┌──

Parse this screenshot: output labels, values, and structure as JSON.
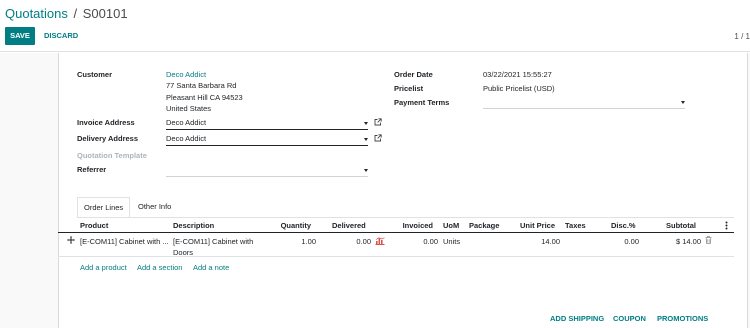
{
  "breadcrumb": {
    "parent": "Quotations",
    "separator": "/",
    "current": "S00101"
  },
  "toolbar": {
    "save_label": "SAVE",
    "discard_label": "DISCARD",
    "pager": "1 / 1"
  },
  "form": {
    "customer": {
      "label": "Customer",
      "name": "Deco Addict",
      "address_line1": "77 Santa Barbara Rd",
      "address_line2": "Pleasant Hill CA 94523",
      "country": "United States"
    },
    "invoice_address": {
      "label": "Invoice Address",
      "value": "Deco Addict"
    },
    "delivery_address": {
      "label": "Delivery Address",
      "value": "Deco Addict"
    },
    "quotation_template": {
      "label": "Quotation Template"
    },
    "referrer": {
      "label": "Referrer",
      "value": ""
    },
    "order_date": {
      "label": "Order Date",
      "value": "03/22/2021 15:55:27"
    },
    "pricelist": {
      "label": "Pricelist",
      "value": "Public Pricelist (USD)"
    },
    "payment_terms": {
      "label": "Payment Terms",
      "value": ""
    }
  },
  "tabs": [
    {
      "label": "Order Lines"
    },
    {
      "label": "Other Info"
    }
  ],
  "table": {
    "columns": [
      "Product",
      "Description",
      "Quantity",
      "Delivered",
      "Invoiced",
      "UoM",
      "Package",
      "Unit Price",
      "Taxes",
      "Disc.%",
      "Subtotal"
    ],
    "rows": [
      {
        "product": "[E-COM11] Cabinet with ...",
        "description_line1": "[E-COM11] Cabinet with",
        "description_line2": "Doors",
        "quantity": "1.00",
        "delivered": "0.00",
        "invoiced": "0.00",
        "uom": "Units",
        "package": "",
        "unit_price": "14.00",
        "taxes": "",
        "discount": "0.00",
        "subtotal": "$ 14.00"
      }
    ],
    "add_product": "Add a product",
    "add_section": "Add a section",
    "add_note": "Add a note"
  },
  "footer": {
    "add_shipping": "ADD SHIPPING",
    "coupon": "COUPON",
    "promotions": "PROMOTIONS"
  },
  "colors": {
    "brand": "#017e84",
    "forecast_icon": "#d9534f"
  },
  "icons": [
    "external-link-icon",
    "drag-handle-icon",
    "forecast-chart-icon",
    "trash-icon",
    "options-kebab-icon",
    "dropdown-caret-icon"
  ]
}
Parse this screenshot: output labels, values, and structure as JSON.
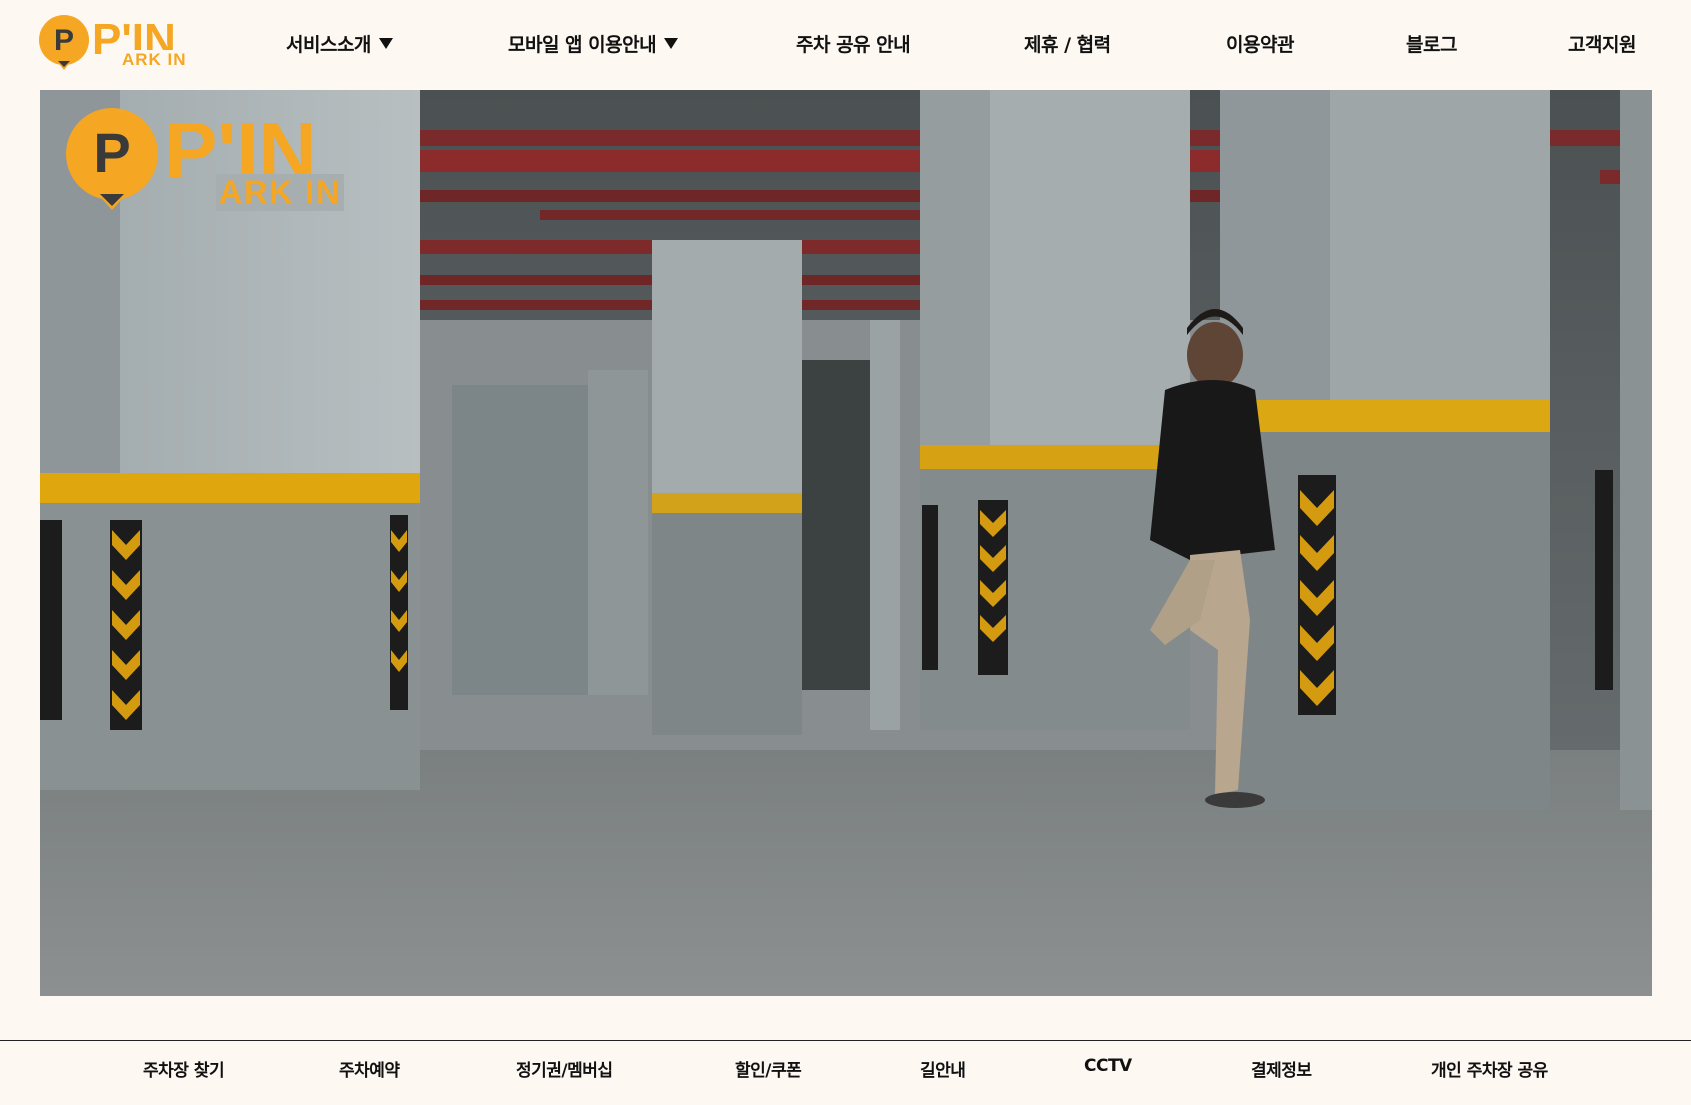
{
  "brand": {
    "logo_letter": "P",
    "logo_title": "P'IN",
    "logo_subtitle": "ARK IN",
    "accent_color": "#f5a623"
  },
  "nav": {
    "items": [
      {
        "label": "서비스소개",
        "has_dropdown": true
      },
      {
        "label": "모바일 앱 이용안내",
        "has_dropdown": true
      },
      {
        "label": "주차 공유 안내",
        "has_dropdown": false
      },
      {
        "label": "제휴 / 협력",
        "has_dropdown": false
      },
      {
        "label": "이용약관",
        "has_dropdown": false
      },
      {
        "label": "블로그",
        "has_dropdown": false
      },
      {
        "label": "고객지원",
        "has_dropdown": false
      }
    ]
  },
  "hero": {
    "icon": "parking-garage-video",
    "logo_letter": "P",
    "logo_title": "P'IN",
    "logo_subtitle": "ARK IN"
  },
  "bottom_nav": {
    "items": [
      {
        "label": "주차장 찾기"
      },
      {
        "label": "주차예약"
      },
      {
        "label": "정기권/멤버십"
      },
      {
        "label": "할인/쿠폰"
      },
      {
        "label": "길안내"
      },
      {
        "label": "CCTV"
      },
      {
        "label": "결제정보"
      },
      {
        "label": "개인 주차장 공유"
      }
    ]
  }
}
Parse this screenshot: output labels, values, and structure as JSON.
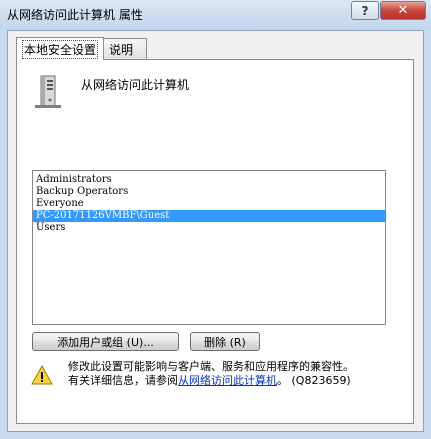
{
  "window": {
    "title": "从网络访问此计算机 属性",
    "help_label": "?",
    "close_label": "✕"
  },
  "tabs": [
    {
      "label": "本地安全设置"
    },
    {
      "label": "说明"
    }
  ],
  "policy": {
    "title": "从网络访问此计算机",
    "icon": "computer-server-icon"
  },
  "accounts": [
    {
      "label": "Administrators"
    },
    {
      "label": "Backup Operators"
    },
    {
      "label": "Everyone"
    },
    {
      "label": "PC-20171126VMBF\\Guest",
      "selected": true
    },
    {
      "label": "Users"
    }
  ],
  "buttons": {
    "add": "添加用户或组 (U)...",
    "remove": "删除 (R)"
  },
  "warning": {
    "icon": "warning-icon",
    "line1": "修改此设置可能影响与客户端、服务和应用程序的兼容性。",
    "line2_prefix": "有关详细信息，请参阅",
    "link": "从网络访问此计算机",
    "line2_suffix": "。 (Q823659)"
  }
}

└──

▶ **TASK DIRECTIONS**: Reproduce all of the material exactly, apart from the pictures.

▶ **ANSWER SPACE**:
Parse this screenshot: output labels, values, and structure as JSON.
{
  "breadcrumb": {
    "parent": "Quotations",
    "separator": "/",
    "current": "S00101"
  },
  "toolbar": {
    "save_label": "SAVE",
    "discard_label": "DISCARD",
    "pager": "1 / 1"
  },
  "form": {
    "customer": {
      "label": "Customer",
      "name": "Deco Addict",
      "address_line1": "77 Santa Barbara Rd",
      "address_line2": "Pleasant Hill CA 94523",
      "country": "United States"
    },
    "invoice_address": {
      "label": "Invoice Address",
      "value": "Deco Addict"
    },
    "delivery_address": {
      "label": "Delivery Address",
      "value": "Deco Addict"
    },
    "quotation_template": {
      "label": "Quotation Template"
    },
    "referrer": {
      "label": "Referrer",
      "value": ""
    },
    "order_date": {
      "label": "Order Date",
      "value": "03/22/2021 15:55:27"
    },
    "pricelist": {
      "label": "Pricelist",
      "value": "Public Pricelist (USD)"
    },
    "payment_terms": {
      "label": "Payment Terms",
      "value": ""
    }
  },
  "tabs": [
    {
      "label": "Order Lines"
    },
    {
      "label": "Other Info"
    }
  ],
  "table": {
    "columns": [
      "Product",
      "Description",
      "Quantity",
      "Delivered",
      "Invoiced",
      "UoM",
      "Package",
      "Unit Price",
      "Taxes",
      "Disc.%",
      "Subtotal"
    ],
    "rows": [
      {
        "product": "[E-COM11] Cabinet with ...",
        "description_line1": "[E-COM11] Cabinet with",
        "description_line2": "Doors",
        "quantity": "1.00",
        "delivered": "0.00",
        "invoiced": "0.00",
        "uom": "Units",
        "package": "",
        "unit_price": "14.00",
        "taxes": "",
        "discount": "0.00",
        "subtotal": "$ 14.00"
      }
    ],
    "add_product": "Add a product",
    "add_section": "Add a section",
    "add_note": "Add a note"
  },
  "footer": {
    "add_shipping": "ADD SHIPPING",
    "coupon": "COUPON",
    "promotions": "PROMOTIONS"
  },
  "colors": {
    "brand": "#017e84",
    "forecast_icon": "#d9534f"
  },
  "icons": [
    "external-link-icon",
    "drag-handle-icon",
    "forecast-chart-icon",
    "trash-icon",
    "options-kebab-icon",
    "dropdown-caret-icon"
  ]
}
Parse this screenshot: output labels, values, and structure as JSON.
{
  "brand": {
    "logo_letter": "P",
    "logo_title": "P'IN",
    "logo_subtitle": "ARK IN",
    "accent_color": "#f5a623"
  },
  "nav": {
    "items": [
      {
        "label": "서비스소개",
        "has_dropdown": true
      },
      {
        "label": "모바일 앱 이용안내",
        "has_dropdown": true
      },
      {
        "label": "주차 공유 안내",
        "has_dropdown": false
      },
      {
        "label": "제휴 / 협력",
        "has_dropdown": false
      },
      {
        "label": "이용약관",
        "has_dropdown": false
      },
      {
        "label": "블로그",
        "has_dropdown": false
      },
      {
        "label": "고객지원",
        "has_dropdown": false
      }
    ]
  },
  "hero": {
    "icon": "parking-garage-video",
    "logo_letter": "P",
    "logo_title": "P'IN",
    "logo_subtitle": "ARK IN"
  },
  "bottom_nav": {
    "items": [
      {
        "label": "주차장 찾기"
      },
      {
        "label": "주차예약"
      },
      {
        "label": "정기권/멤버십"
      },
      {
        "label": "할인/쿠폰"
      },
      {
        "label": "길안내"
      },
      {
        "label": "CCTV"
      },
      {
        "label": "결제정보"
      },
      {
        "label": "개인 주차장 공유"
      }
    ]
  }
}
Parse this screenshot: output labels, values, and structure as JSON.
{
  "window": {
    "title": "从网络访问此计算机 属性",
    "help_label": "?",
    "close_label": "✕"
  },
  "tabs": [
    {
      "label": "本地安全设置"
    },
    {
      "label": "说明"
    }
  ],
  "policy": {
    "title": "从网络访问此计算机",
    "icon": "computer-server-icon"
  },
  "accounts": [
    {
      "label": "Administrators"
    },
    {
      "label": "Backup Operators"
    },
    {
      "label": "Everyone"
    },
    {
      "label": "PC-20171126VMBF\\Guest",
      "selected": true
    },
    {
      "label": "Users"
    }
  ],
  "buttons": {
    "add": "添加用户或组 (U)...",
    "remove": "删除 (R)"
  },
  "warning": {
    "icon": "warning-icon",
    "line1": "修改此设置可能影响与客户端、服务和应用程序的兼容性。",
    "line2_prefix": "有关详细信息，请参阅",
    "link": "从网络访问此计算机",
    "line2_suffix": "。 (Q823659)"
  }
}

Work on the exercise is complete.